The fiber interconnect matrix 1050, unlike a traditional fiber direct connect plane, can take advantage of a range of advantageous technologies. For example, the fiber interconnect matrix can take advantage of planar lightwave circuit (PLC) technology as well as multi-port frequency multiplexing technology. These technologies can compress large numbers of optical paths into a small footprint. Also, a fiber interconnect matrix can have devices such as couplers and splitters built directly into it, thereby adding capabilities such as multicasting to the transparent part of the optical cross-connect node. Components such as fiber delay lines (FDLs, sometimes referred to in the art as optical delay lines or ODLs) can also be integrated into the fiber interconnect matrix plane, thereby expanding the control functionality of the fiber interconnect matrix to the time domain.
The switching functions have been transferred to the flexible waveband deaggregators 1021, 1022, so that the core section of the optical cross-connect can be static. The architecture spreads out the switching loading so large scale switches are no longer required. It also reduce the component quantity by integrating filtering and switching together, thereby resulting in an optical cross-connect node with a lower cost and better reliability. The architecture depicted in FIG. 10 advantageously foregoes the need for a large-scale core all-optical switch, which in the current market are mostly based on MEMS technology. It is well known in the optical component field that MEMS technology is still not very mature, particularly for large-scale 2D and 3D MEMS products. The disadvantages of large-scale MEMS switches include vulnerability to physical vibration, humidity, fatigue, poor port-to-port repeatability and uniformity, and relatively slow switching speed and high price.
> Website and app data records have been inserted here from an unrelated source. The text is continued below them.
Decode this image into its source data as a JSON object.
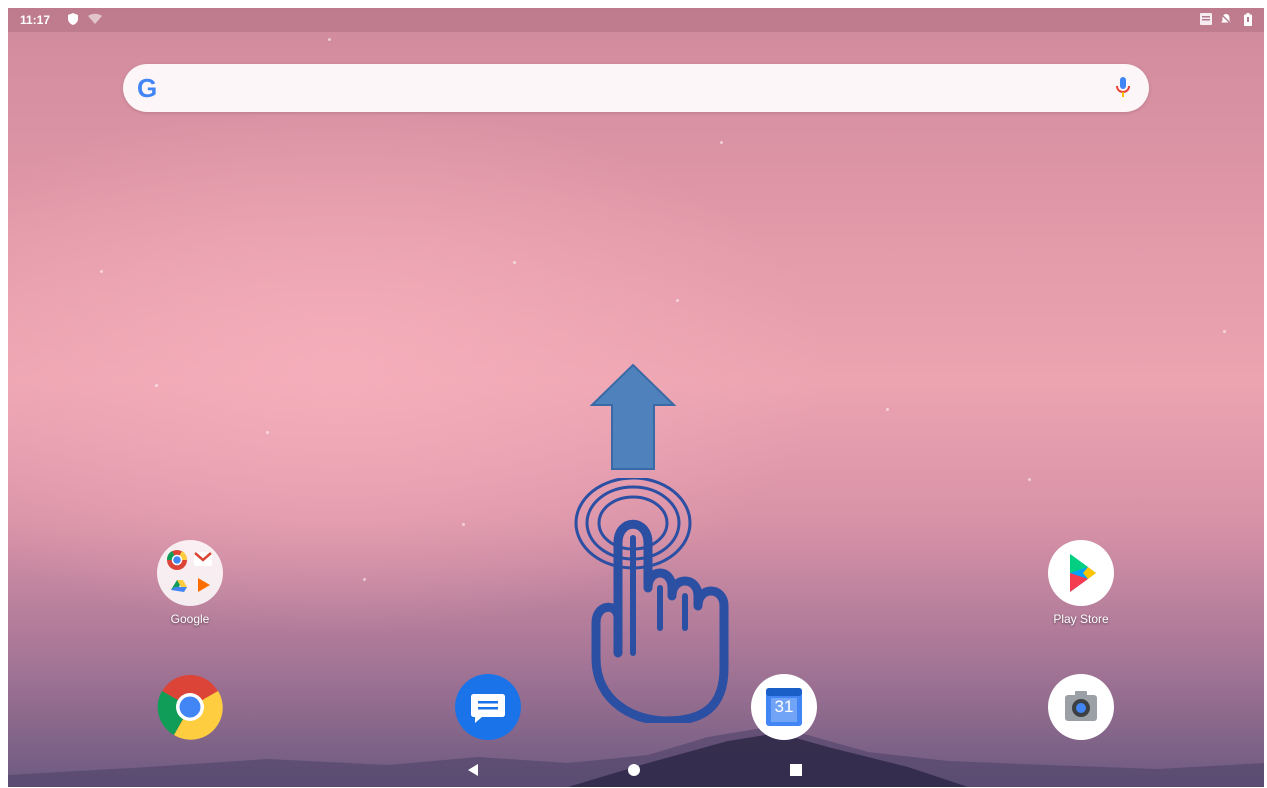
{
  "status_bar": {
    "time": "11:17",
    "left_icons": [
      "shield-icon",
      "wifi-off-icon"
    ],
    "right_icons": [
      "vpn-icon",
      "notifications-off-icon",
      "battery-icon"
    ]
  },
  "search_bar": {
    "logo_letter": "G",
    "icon": "mic-icon"
  },
  "swipe_hint": {
    "arrow": "up-arrow-icon",
    "hand": "tap-hand-icon",
    "arrow_color": "#4f81bd",
    "hand_color": "#2b4fa3"
  },
  "home_apps": [
    {
      "label": "Google",
      "icon": "google-folder-icon"
    },
    {
      "label": "Play Store",
      "icon": "play-store-icon"
    }
  ],
  "dock_apps": [
    {
      "label": "Chrome",
      "icon": "chrome-icon"
    },
    {
      "label": "Messages",
      "icon": "messages-icon"
    },
    {
      "label": "Calendar",
      "icon": "calendar-icon",
      "badge": "31"
    },
    {
      "label": "Camera",
      "icon": "camera-icon"
    }
  ],
  "nav_bar": {
    "buttons": [
      "back-icon",
      "home-icon",
      "recents-icon"
    ]
  }
}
In FIG. 11, an optical cross-connect design is depicted which demonstrates how the capability to share protection can be implemented. An extra flexible waveband deaggregator 1125 and various switches are provided which facilitate an extra path for protection purposes, shown in FIG. 11 in dotted lines.
While exemplary drawings and specific embodiments of the present invention have been described and illustrated, it is to be understood that that the scope of the present invention is not to be limited to the particular embodiments discussed. Thus, the embodiments shall be regarded as illustrative rather than restrictive, and it should be understood that variations may be made in those embodiments by workers skilled in the arts without departing from the scope of the present invention as set forth in the claims that follow and their structural and functional equivalents.